A reunion between the Seahawks and Chris Clemons seemed like a possibility when the veteran defensive end visited the team at the start of free agency, right as Seattle was about to lose Bruce Irvin to Oakland.
It is now a reality as the Seahawks have agreed to terms with Clemons, bringing back a key member of the defense that led Seattle to the franchise’s first Super Bowl title. The team announced the move on Friday, and no, it’s not an April Fool’s joke.
No terms were disclosed. Given Clemons’ age (he turns 35 in October) and his diminished production last season (three sacks in 16 games), it’s likely a short-term deal that doesn’t include a significant financial commitment from Seattle. And because Clemons was released earlier this offseason by Jacksonville, where he spent the last two seasons, his signing won’t cost the Seahawks a compensatory draft pick even if he ends up making the team.
If he does, that would be something of a reversal of the roles that the Seahawks envisioned when they drafted Irvin 15th overall in 2012 first to pair opposite Clemons and ultimately to replace him.
Now it’s the other way around. Clemons’ addition gives the Seahawks a backup defense end as well as another edge rusher for their nickel defense, which is one of the roles they had to fill following Irvin’s free-agent departure.
That’s not to say that Clemons is a lock to fill it given his age and the uncertainty over how productive he can still be at this stage of his career. Clemons didn’t miss a game during his two seasons with the Jaguars, but his sack total dropped from eight to three as he went from a full-time starter in 2014 to starting eight games last year.
Clemons becomes the fifth player Seattle has signed in free agency following offensive tackles J’Marcus Webb and Bradley Sowell, defensive tackle Sealver Siliga and long-snapper Drew Ferris.
He’s returning to the place where his NFL career took off. Clemons was a journeyman before he was acquired in a 2010 trade Philadelphia, which was one of three teams he had played for over his first seven seasons. That acquisition was one of the first major personnel moves of the John Schneider/Pete Carroll regime. Six years later, it still ranks among the best.
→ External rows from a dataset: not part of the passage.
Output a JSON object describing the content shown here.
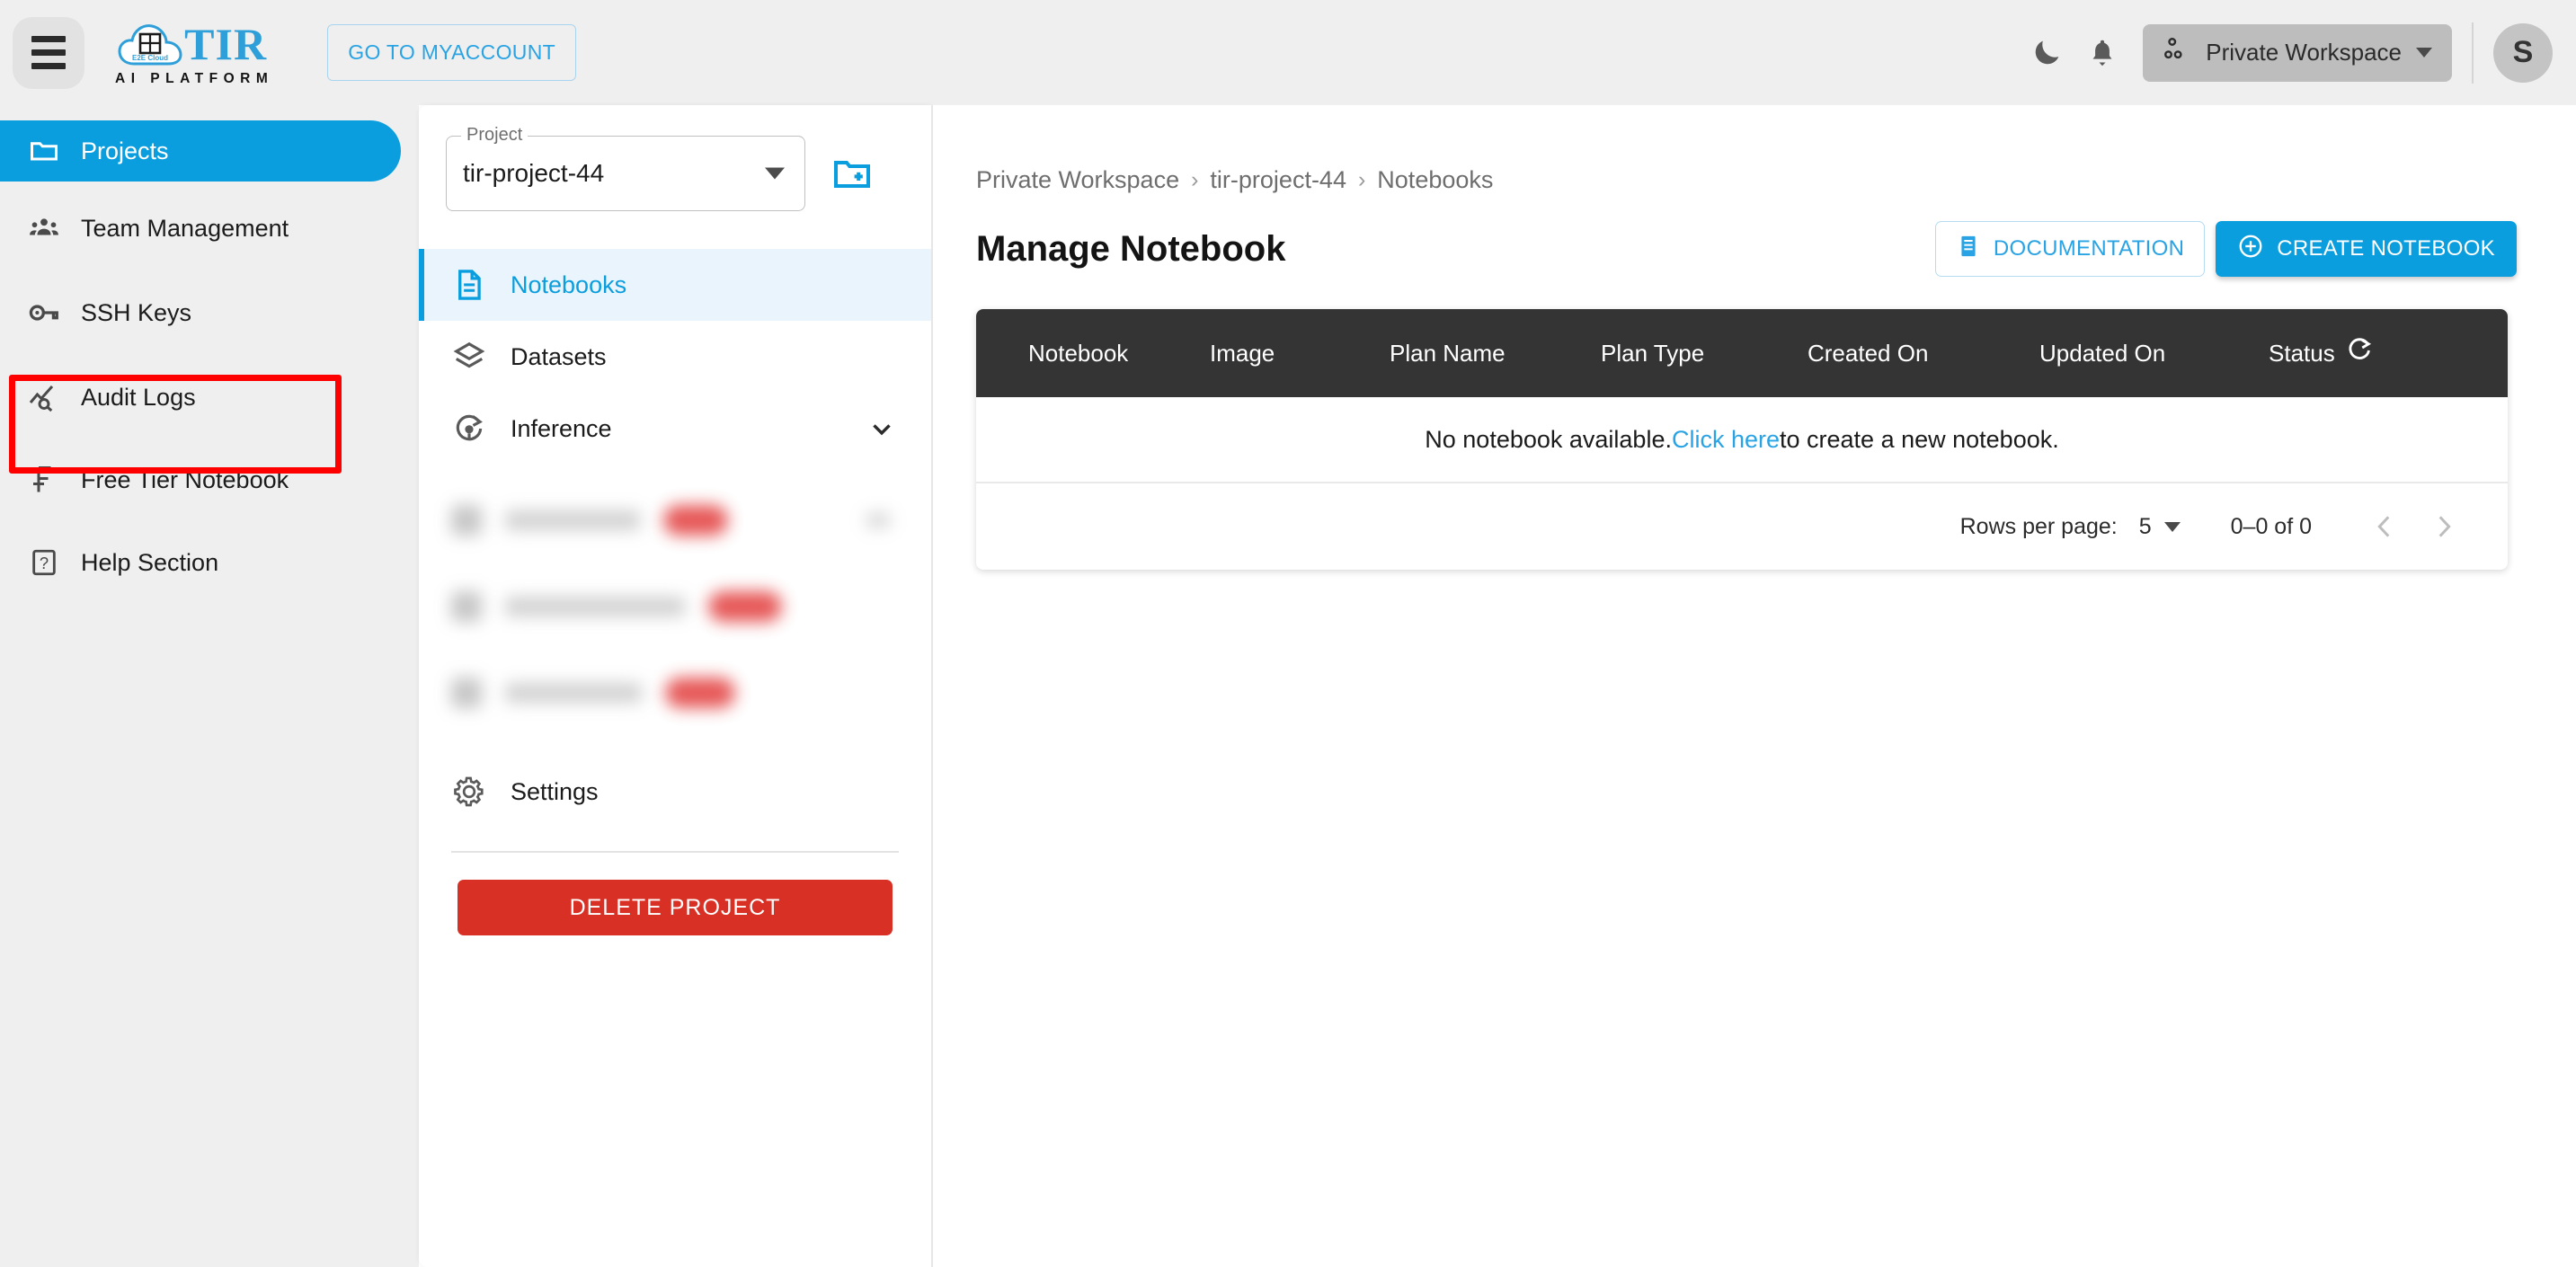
{
  "header": {
    "menu_icon": "hamburger-menu-icon",
    "logo": {
      "brand": "TIR",
      "tagline": "AI PLATFORM",
      "cloud_text": "E2E Cloud"
    },
    "myaccount_label": "GO TO MYACCOUNT",
    "dark_mode_icon": "moon-icon",
    "notifications_icon": "bell-icon",
    "workspace_label": "Private Workspace",
    "workspace_icon": "workspace-group-icon",
    "avatar_initial": "S"
  },
  "sidebar": {
    "items": [
      {
        "label": "Projects",
        "icon": "folder-icon",
        "active": true
      },
      {
        "label": "Team Management",
        "icon": "people-group-icon",
        "active": false
      },
      {
        "label": "SSH Keys",
        "icon": "key-icon",
        "active": false,
        "highlighted": true
      },
      {
        "label": "Audit Logs",
        "icon": "chart-search-icon",
        "active": false
      },
      {
        "label": "Free Tier Notebook",
        "icon": "free-tier-icon",
        "active": false
      },
      {
        "label": "Help Section",
        "icon": "question-box-icon",
        "active": false
      }
    ],
    "highlight_color": "#ff0000"
  },
  "project_panel": {
    "select_legend": "Project",
    "select_value": "tir-project-44",
    "new_project_icon": "new-folder-icon",
    "items": [
      {
        "label": "Notebooks",
        "icon": "notebook-document-icon",
        "active": true,
        "expandable": false
      },
      {
        "label": "Datasets",
        "icon": "layers-icon",
        "active": false,
        "expandable": false
      },
      {
        "label": "Inference",
        "icon": "inference-icon",
        "active": false,
        "expandable": true
      }
    ],
    "redacted_items": [
      {
        "label_width": 150,
        "badge_width": 72,
        "has_chevron": true
      },
      {
        "label_width": 200,
        "badge_width": 82,
        "has_chevron": false
      },
      {
        "label_width": 152,
        "badge_width": 78,
        "has_chevron": false
      }
    ],
    "settings_label": "Settings",
    "settings_icon": "gear-icon",
    "delete_label": "DELETE PROJECT",
    "delete_color": "#d93025"
  },
  "main": {
    "breadcrumb": [
      "Private Workspace",
      "tir-project-44",
      "Notebooks"
    ],
    "breadcrumb_separator": "›",
    "page_title": "Manage Notebook",
    "documentation_label": "DOCUMENTATION",
    "documentation_icon": "document-list-icon",
    "create_label": "CREATE NOTEBOOK",
    "create_icon": "plus-circle-icon",
    "accent_color": "#0b9ede",
    "table": {
      "columns": [
        "Notebook",
        "Image",
        "Plan Name",
        "Plan Type",
        "Created On",
        "Updated On",
        "Status"
      ],
      "status_refresh_icon": "refresh-icon",
      "rows": [],
      "empty_message_before": "No notebook available. ",
      "empty_message_link": "Click here",
      "empty_message_after": " to create a new notebook.",
      "header_bg": "#343434"
    },
    "pagination": {
      "rows_per_page_label": "Rows per page:",
      "rows_per_page_value": "5",
      "range_text": "0–0 of 0",
      "prev_icon": "chevron-left-icon",
      "next_icon": "chevron-right-icon"
    }
  }
}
Clemons had 20 sacks on his career resume when he was acquired along with a fourth-round pick in exchange for defensive end Darryl Tapp. He recorded 11, 11 and 11.5 sacks over his first three seasons with the Seahawks, starting every game. His sack total dropped to 4.5 in 2013 as he worked his way back from a torn ACL that sidelined him for the first two games.
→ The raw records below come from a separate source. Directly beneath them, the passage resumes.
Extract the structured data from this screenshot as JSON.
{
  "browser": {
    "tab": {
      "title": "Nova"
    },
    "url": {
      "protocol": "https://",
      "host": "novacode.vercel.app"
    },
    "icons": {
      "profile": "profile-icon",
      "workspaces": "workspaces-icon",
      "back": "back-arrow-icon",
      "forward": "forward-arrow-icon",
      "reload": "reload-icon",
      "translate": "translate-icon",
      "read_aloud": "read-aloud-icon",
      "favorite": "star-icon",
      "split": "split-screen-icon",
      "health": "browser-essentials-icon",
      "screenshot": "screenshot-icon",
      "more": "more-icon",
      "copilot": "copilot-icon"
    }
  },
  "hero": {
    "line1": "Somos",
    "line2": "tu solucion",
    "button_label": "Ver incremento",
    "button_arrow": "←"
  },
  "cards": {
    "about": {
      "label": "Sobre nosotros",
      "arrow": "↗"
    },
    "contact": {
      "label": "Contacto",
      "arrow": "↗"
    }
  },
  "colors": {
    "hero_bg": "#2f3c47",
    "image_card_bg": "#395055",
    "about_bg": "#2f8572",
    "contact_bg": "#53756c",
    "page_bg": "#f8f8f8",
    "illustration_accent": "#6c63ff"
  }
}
The Seahawks released Clemons after that season. Now they’re bringing him back in the hopes that he can replicate at least some of the pass-rushing production he once gave Seattle.